Eshman declined to talk about the film project or legal matter. But he did tell The Jewish Week that he first read about Edgardo Mortara in a 1994 Jerusalem Post article and conducted his own research into the case. Kertzer would not discuss the details of the legal action, but said, "Part of my interest is just having more people read the book." He has agreed to let Pulitzer Prize winner Alfred Uhry write "Edgardo Mine," a stage play that opens at the Hartford Stage in October with Brian Murray as the Pope.
Kertzer claims that little was accurately known about the case before his exhaustive research produced the book, a nonfiction finalist for the 1997 National Book Award. "I was the first to get into all the papal archives and state archives in the various parts of Italy and to give a full-scale treatment of the story," said Kertzer, a professor of anthropology and Italian studies at Brown University.
The story is about a Jewish couple, Momolo and Marianna Mortara, whose child was taken by the Vatican in 1858 on the grounds that he had been secretly baptized. The case drew international attention, ultimately crippling papal rule and hastening the birth of a unified Italy. At the center of the controversy stood Pius IX, whose beatification in 2000 set off a firestorm of criticism among Jewish leaders here.
That year, Eshman wrote an editorial in the Jewish Journal commenting on the beatification controversy.

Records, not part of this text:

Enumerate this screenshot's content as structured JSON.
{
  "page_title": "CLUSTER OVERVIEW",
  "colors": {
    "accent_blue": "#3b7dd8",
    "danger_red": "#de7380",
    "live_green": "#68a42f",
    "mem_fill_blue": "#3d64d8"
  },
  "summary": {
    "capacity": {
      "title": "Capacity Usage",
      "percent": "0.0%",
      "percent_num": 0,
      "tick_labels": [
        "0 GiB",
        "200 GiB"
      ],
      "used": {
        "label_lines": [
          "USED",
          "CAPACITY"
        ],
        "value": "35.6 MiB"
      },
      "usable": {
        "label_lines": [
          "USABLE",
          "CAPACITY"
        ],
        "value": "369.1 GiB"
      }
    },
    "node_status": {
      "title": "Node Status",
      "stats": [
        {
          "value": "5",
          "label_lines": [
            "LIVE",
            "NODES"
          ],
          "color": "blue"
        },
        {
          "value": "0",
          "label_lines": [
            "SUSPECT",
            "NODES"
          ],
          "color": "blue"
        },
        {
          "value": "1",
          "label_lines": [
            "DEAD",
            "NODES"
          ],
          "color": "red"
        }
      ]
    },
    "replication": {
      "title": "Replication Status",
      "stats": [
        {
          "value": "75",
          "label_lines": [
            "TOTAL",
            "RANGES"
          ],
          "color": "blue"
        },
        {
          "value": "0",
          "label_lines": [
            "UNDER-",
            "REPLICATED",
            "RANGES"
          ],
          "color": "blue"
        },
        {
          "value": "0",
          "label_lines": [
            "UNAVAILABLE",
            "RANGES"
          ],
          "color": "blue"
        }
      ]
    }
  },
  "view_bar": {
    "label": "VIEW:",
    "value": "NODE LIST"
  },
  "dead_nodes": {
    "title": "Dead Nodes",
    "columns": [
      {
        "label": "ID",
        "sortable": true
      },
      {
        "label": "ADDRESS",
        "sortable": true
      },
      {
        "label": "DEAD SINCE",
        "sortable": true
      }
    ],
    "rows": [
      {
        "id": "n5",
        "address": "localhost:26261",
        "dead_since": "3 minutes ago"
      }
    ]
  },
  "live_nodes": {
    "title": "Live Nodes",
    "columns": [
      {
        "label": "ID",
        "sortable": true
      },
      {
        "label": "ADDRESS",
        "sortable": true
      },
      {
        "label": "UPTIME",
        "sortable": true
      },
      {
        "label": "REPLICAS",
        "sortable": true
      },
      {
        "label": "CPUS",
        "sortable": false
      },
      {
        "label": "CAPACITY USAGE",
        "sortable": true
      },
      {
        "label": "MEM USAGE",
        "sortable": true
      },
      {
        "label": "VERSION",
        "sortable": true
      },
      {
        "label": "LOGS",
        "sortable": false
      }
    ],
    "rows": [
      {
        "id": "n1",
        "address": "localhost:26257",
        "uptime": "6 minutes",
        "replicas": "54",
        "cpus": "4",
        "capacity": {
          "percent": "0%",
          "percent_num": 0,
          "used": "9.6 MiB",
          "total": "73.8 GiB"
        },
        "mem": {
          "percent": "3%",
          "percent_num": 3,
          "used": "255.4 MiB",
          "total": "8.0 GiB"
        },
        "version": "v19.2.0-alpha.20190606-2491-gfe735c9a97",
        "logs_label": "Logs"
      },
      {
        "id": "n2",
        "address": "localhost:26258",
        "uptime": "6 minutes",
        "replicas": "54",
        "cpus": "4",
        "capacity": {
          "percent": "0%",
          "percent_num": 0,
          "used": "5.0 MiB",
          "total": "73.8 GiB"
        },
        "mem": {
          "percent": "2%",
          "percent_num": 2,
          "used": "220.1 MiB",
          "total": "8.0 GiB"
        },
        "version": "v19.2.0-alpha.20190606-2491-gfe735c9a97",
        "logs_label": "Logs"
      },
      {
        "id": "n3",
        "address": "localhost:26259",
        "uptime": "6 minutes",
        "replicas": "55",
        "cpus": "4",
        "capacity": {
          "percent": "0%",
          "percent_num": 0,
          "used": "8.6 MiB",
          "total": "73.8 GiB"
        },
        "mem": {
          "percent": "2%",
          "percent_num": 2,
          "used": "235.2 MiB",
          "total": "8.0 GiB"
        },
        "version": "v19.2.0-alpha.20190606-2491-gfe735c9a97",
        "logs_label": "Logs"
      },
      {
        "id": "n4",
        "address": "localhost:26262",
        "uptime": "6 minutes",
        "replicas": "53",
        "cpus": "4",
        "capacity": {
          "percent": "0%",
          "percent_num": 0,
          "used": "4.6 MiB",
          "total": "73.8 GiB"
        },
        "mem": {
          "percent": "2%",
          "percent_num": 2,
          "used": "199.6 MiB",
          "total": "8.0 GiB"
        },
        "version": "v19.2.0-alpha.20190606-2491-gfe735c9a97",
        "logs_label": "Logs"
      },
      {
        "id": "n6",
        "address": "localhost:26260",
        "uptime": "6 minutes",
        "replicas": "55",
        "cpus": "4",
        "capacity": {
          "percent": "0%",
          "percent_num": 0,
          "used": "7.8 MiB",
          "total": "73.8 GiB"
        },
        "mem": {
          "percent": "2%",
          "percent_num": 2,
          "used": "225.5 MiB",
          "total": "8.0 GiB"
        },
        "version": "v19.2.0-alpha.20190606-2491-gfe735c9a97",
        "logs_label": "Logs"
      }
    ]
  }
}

At the bottom of the Web page bearing the editorial is an advertisement for Kertzer’s book.